Leaf’s last basket during his scoring output early in the second half increased UCLA’s lead to 56-43, its biggest lead of the game at the point. His layup with 14:41 left in the game culminated a 12-3 run.
San Diego, led by forward Brett Bailey’s career-high 22 points and nine rebounds, did not come closer than 10 points afterward.
“We have to get a little tougher and grittier and keep the ball out of the post on defense,” San Diego coach Lamont Smith said. “We took care of the ball for the most part with only seven turnovers.
“Our problem was not on the offensive end. We were negligent on the defensive end of making stops near the basket.”
Leaf also tallied 10 rebounds, giving him two double-double performances in UCLA’s first three games. Fellow freshman guard standout Lonzo Ball finished with 13 points, eight assists and seven rebounds. UCLA junior center Thomas Welsh also had his second double-double with 10 points and 10 rebounds.
The Toreros were also led by forward Cameron Neubauer scoring all of his career-high 14 in the second half.
UCLA made its first 3-pointer with 10:23 left in the game on a shot by guard Isaac Hamilton that gave the Bruins a 63-50 lead. UCLA started 0 of 13 from beyond the arc.
The Bruins looked like they would take control early going on a 15-2 run to take their biggest lead of the first half, 26-14, with 8:35 left before halftime. The Toreros missed 12 straight shots in one stretch of the first half and shot only 30 percent going into intermission.
Despite the cold shooting, San Diego kept the game close with UCLA. The Toreros went on a 11-2 run to cut the lead to 28-25 with 5:05 left in the first half.
UCLA then answered with a 9-3 run capped by Ball’s three-point play to take a 37-28 lead with 2:44 remaining in the half. The Bruins made 15 of their 16 free-throw attempts in the first half.
Bailey led all scorers in the first half with 12 points that included 2-of-2 shooting from 3-point range. The Toreros, who trailed 41-33 at halftime, went 5 of 11 from 3-point range in the half.

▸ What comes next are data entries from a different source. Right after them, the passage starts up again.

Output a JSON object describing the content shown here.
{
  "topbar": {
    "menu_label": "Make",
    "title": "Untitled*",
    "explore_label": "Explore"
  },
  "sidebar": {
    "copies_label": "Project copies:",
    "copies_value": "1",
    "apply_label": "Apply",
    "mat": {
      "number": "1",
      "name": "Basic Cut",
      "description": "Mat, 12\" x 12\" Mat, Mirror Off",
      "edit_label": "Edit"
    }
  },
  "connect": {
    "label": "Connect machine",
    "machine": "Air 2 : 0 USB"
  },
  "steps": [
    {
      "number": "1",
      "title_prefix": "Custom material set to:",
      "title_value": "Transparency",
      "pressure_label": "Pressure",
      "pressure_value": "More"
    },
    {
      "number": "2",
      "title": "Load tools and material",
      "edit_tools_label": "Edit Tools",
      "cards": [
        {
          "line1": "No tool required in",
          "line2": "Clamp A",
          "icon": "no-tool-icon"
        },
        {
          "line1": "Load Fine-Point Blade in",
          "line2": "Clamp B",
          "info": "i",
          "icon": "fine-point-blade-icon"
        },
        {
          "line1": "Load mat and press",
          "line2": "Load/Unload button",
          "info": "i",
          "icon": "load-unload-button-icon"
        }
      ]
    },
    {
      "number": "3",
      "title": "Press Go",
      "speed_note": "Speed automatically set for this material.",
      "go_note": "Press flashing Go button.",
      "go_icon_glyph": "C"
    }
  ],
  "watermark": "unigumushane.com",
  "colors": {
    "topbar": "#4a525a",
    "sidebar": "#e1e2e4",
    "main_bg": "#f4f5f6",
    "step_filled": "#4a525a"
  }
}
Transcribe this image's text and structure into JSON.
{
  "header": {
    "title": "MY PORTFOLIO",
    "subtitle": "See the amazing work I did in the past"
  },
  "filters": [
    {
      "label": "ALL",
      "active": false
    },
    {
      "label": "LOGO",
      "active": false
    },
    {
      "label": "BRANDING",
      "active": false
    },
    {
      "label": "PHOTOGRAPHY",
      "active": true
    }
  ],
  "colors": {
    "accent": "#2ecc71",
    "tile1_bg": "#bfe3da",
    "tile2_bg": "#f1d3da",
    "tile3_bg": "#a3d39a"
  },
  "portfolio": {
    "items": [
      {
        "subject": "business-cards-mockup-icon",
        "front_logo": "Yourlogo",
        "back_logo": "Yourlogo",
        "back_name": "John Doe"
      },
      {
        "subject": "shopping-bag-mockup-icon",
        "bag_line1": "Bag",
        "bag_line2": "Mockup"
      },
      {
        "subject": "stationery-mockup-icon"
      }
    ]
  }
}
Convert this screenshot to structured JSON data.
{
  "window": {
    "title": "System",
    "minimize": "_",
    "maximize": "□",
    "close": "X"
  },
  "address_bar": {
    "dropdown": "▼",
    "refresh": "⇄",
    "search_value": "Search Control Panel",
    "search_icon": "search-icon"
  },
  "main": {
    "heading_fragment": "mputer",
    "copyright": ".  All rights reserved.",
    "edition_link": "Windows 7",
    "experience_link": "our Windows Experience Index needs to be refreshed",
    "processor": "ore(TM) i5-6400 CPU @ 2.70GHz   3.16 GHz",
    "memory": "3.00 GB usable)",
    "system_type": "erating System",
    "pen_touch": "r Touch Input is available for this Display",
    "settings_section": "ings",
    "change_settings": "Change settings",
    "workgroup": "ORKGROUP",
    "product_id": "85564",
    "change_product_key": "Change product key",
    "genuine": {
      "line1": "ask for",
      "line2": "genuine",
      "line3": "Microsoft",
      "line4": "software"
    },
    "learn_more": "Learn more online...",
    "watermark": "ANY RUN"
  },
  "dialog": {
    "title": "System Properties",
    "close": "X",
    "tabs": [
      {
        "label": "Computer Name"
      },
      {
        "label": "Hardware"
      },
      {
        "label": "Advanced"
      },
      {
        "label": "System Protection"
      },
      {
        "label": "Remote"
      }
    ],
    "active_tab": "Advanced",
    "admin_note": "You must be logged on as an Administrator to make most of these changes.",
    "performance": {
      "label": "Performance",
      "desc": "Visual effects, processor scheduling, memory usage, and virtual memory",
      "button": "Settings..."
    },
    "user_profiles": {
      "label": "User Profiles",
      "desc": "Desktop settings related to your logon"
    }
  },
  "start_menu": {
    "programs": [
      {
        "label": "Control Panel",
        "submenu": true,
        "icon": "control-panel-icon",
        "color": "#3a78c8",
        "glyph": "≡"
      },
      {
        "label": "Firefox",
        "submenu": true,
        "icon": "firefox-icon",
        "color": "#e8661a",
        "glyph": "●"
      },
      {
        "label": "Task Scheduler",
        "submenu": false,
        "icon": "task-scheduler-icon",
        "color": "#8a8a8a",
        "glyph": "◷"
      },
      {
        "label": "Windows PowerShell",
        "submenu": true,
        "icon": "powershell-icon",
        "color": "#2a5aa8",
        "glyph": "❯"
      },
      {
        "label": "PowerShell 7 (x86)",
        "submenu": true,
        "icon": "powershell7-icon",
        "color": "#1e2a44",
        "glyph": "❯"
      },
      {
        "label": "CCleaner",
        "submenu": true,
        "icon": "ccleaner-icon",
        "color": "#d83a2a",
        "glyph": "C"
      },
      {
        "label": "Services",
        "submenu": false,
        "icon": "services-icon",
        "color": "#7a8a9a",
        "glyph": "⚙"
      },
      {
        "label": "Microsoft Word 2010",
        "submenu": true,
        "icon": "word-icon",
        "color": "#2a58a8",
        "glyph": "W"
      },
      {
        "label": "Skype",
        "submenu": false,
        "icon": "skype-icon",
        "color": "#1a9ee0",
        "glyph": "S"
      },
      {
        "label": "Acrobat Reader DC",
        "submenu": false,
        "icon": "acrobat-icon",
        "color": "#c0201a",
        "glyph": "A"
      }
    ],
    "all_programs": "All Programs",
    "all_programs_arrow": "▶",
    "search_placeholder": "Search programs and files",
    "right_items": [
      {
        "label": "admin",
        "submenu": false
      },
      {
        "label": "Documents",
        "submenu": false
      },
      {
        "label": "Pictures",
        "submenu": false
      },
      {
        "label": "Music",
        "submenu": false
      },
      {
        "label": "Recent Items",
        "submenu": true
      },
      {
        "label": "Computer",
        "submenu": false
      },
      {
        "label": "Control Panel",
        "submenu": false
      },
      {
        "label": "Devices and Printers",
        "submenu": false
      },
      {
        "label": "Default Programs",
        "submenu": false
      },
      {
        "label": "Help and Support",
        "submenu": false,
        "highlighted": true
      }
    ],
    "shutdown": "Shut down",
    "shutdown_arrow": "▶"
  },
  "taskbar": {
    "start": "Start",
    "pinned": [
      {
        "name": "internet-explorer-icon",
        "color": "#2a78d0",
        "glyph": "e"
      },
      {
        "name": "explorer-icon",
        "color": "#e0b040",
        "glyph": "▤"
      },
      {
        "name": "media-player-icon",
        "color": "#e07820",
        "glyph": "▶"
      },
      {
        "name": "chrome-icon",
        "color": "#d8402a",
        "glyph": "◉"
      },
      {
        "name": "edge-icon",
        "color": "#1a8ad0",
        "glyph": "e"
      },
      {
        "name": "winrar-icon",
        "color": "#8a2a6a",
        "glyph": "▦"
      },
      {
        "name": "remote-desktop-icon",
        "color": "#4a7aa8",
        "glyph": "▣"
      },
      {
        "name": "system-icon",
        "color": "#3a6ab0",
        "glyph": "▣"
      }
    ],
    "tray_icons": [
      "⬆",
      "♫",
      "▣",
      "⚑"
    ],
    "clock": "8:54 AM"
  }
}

NOTES: UCLA scored at least 100 points in each of its first two games, marking the second time in the last four seasons (all under head coach Steve Alford) in which the Bruins have logged consecutive games with 100 or more points. ... UCLA hasn’t scored 100 points or more in three straight games since opening the 1971-72 season with seven consecutive victories with 100 or more points. ... San Diego’s roster features only one senior (Bailey). The Toreros have six freshmen and four sophomores.